DATASET below:
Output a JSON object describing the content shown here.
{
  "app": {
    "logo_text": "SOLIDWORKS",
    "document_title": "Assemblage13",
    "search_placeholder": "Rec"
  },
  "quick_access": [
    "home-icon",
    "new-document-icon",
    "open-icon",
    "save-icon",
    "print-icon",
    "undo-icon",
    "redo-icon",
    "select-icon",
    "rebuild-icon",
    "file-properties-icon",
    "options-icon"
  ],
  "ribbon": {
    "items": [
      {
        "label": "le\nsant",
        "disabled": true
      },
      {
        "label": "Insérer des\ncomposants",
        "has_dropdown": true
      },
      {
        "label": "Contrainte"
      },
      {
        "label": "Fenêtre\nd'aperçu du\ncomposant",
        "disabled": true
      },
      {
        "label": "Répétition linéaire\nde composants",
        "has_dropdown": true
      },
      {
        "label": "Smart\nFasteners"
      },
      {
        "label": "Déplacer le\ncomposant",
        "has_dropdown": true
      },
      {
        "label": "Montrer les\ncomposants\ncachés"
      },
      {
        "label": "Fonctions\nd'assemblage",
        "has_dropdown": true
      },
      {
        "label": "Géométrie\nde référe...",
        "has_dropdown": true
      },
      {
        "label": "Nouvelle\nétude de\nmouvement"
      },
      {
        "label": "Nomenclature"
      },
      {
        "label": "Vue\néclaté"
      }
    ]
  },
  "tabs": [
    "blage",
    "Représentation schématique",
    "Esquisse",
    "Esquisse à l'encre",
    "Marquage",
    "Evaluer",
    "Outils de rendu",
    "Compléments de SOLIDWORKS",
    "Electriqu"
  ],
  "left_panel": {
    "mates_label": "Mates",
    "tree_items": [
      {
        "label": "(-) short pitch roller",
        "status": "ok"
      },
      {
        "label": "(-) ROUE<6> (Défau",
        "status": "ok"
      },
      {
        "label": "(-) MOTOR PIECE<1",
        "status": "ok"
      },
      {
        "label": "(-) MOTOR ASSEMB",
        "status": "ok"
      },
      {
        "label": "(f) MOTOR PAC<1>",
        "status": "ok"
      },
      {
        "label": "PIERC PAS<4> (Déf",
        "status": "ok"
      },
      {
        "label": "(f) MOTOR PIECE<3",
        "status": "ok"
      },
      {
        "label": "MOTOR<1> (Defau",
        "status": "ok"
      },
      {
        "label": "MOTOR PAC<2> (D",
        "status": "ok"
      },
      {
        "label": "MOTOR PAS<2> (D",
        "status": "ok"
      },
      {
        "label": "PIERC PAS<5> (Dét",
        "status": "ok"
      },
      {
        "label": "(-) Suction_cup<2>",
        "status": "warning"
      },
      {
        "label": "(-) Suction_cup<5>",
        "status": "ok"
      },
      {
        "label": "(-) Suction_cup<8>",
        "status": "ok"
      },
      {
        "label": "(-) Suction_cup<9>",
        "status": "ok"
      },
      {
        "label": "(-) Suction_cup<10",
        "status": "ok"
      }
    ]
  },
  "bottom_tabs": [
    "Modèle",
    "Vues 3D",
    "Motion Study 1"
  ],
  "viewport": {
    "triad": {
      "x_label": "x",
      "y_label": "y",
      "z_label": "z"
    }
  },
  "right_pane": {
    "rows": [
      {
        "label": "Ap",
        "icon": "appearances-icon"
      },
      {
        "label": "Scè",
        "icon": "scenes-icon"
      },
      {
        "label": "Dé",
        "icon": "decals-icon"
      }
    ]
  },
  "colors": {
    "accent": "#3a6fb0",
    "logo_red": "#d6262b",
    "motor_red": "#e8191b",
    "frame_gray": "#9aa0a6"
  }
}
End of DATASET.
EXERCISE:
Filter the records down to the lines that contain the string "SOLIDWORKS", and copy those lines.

THE COMPLETED TASK:
    "logo_text": "SOLIDWORKS",
    "Compléments de SOLIDWORKS",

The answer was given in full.